Get ready for one of those days where people say a lot about not wanting to be “long going into the weekend.” Except perhaps in bond markets, where the rush to government debt intensified with President Obama’s remarks that the US is ready to provide air support through airstrikes against ISIS, which now controls a big swath of Syria and Northern Iraq. That’s forced a big move into U.S. and German yields, among other things, which is undermining some of the recent strength in the dollar as well. (That’s not to say it’s a strong-euro move, more of a weak-dollar move, given the declines in the dollar against the yen as well.)
What’s striking here about the rallies in U.S. debt and German debt is that even though there’s a substantial safe-haven bid behind both markets, the difference is the German 2/10 spread has narrowed from about 1.73 percentage points to 1.04 percentage points since the beginning of the year thanks to a big move in the 10-year, a bull “flattening” trade that reflects ongoing concerns about economic growth in Germany, and more broadly, in Europe.
The United States has also seen a flattening as well, and also about 60 basis points, from 2.59 percentage points to 1.97 percentage points.

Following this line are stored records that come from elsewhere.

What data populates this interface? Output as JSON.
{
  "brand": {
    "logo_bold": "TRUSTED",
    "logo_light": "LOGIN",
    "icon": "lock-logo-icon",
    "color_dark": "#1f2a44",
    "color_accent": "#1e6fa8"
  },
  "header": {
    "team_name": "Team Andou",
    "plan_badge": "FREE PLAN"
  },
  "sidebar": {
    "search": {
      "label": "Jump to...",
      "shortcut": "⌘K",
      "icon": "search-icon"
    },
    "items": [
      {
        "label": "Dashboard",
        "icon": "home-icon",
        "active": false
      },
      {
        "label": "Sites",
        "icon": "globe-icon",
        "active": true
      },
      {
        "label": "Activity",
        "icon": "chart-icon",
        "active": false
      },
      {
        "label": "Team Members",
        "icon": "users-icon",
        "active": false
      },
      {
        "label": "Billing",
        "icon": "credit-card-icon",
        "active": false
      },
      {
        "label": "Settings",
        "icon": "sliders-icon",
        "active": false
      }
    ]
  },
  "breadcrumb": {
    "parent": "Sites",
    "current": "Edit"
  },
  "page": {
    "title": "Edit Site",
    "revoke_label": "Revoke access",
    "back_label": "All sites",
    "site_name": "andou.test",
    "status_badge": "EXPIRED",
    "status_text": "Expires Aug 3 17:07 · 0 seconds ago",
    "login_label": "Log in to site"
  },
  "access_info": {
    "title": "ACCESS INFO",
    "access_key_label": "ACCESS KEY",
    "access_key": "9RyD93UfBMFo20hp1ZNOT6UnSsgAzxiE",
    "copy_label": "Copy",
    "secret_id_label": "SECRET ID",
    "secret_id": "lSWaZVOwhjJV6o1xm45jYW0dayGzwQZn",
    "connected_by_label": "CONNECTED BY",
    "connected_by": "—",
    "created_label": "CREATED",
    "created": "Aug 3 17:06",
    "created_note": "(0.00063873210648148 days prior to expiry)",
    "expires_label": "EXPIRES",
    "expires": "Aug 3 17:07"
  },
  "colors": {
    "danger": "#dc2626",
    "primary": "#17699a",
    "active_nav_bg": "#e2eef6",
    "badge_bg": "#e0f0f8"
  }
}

There’s a slight rise in the two-year note embedded in this move, though, and while the 60-basis-point move in the US 2/10 isn’t as big as the 70-bp move in Germany, it’s still significant.
The difference is that the difference of two percentage points is still closer to the historic norm that suggests a stronger economic outlook. Short-dated rates are of course being held back by the Fed and ECB, but that’s becoming less so on the U.S. side of the equation. Either way, the move below 2.40 percent and the big increase in central bank custody holdings ($28 billion this week) supports the idea that there are growing worries, mostly of a global political nature, that are affecting markets right now that’s likely to persist in a vacuum where earnings season is winding down and economic figures have been relatively consistent.
So where might the market go next? Analysts at CRT Capital see the likely strongest performance in the 5-7 year area, in part because next week’s supply of 3s, 10s and 30-year bonds will likely imply a concession in those maturities that will keep a bit of a lid on the strength there.
However, CRT suggests that the 10-year yield would find support at about 2.55 percent (if it ever gets that high again) and likely resistance around 2.35 percent. Watch for the weekly CFTC data late in the day as well – short positions in the 10-year have been steadily worked off (or beaten out of those stubborn enough to keep those positions on) to a point where net shorts were nearly even last week at short 5,800 contracts, smallest since a long position in July 2013. If all of that is worked out that short-covering may finally have run its course.
The stock market is an odder duck right now. Futures are higher, having rebounded from big post-Iraq-worry losses during the night, but it’s hard to imagine any kind of buying power taking the market all that much higher on a Friday and uncertain situations in Ukraine, Israel/Gaza and Iraq/Syria. The total revenue of U.S. companies to most of those areas is very, very small, but at times like this that’s not the calculus investors are using.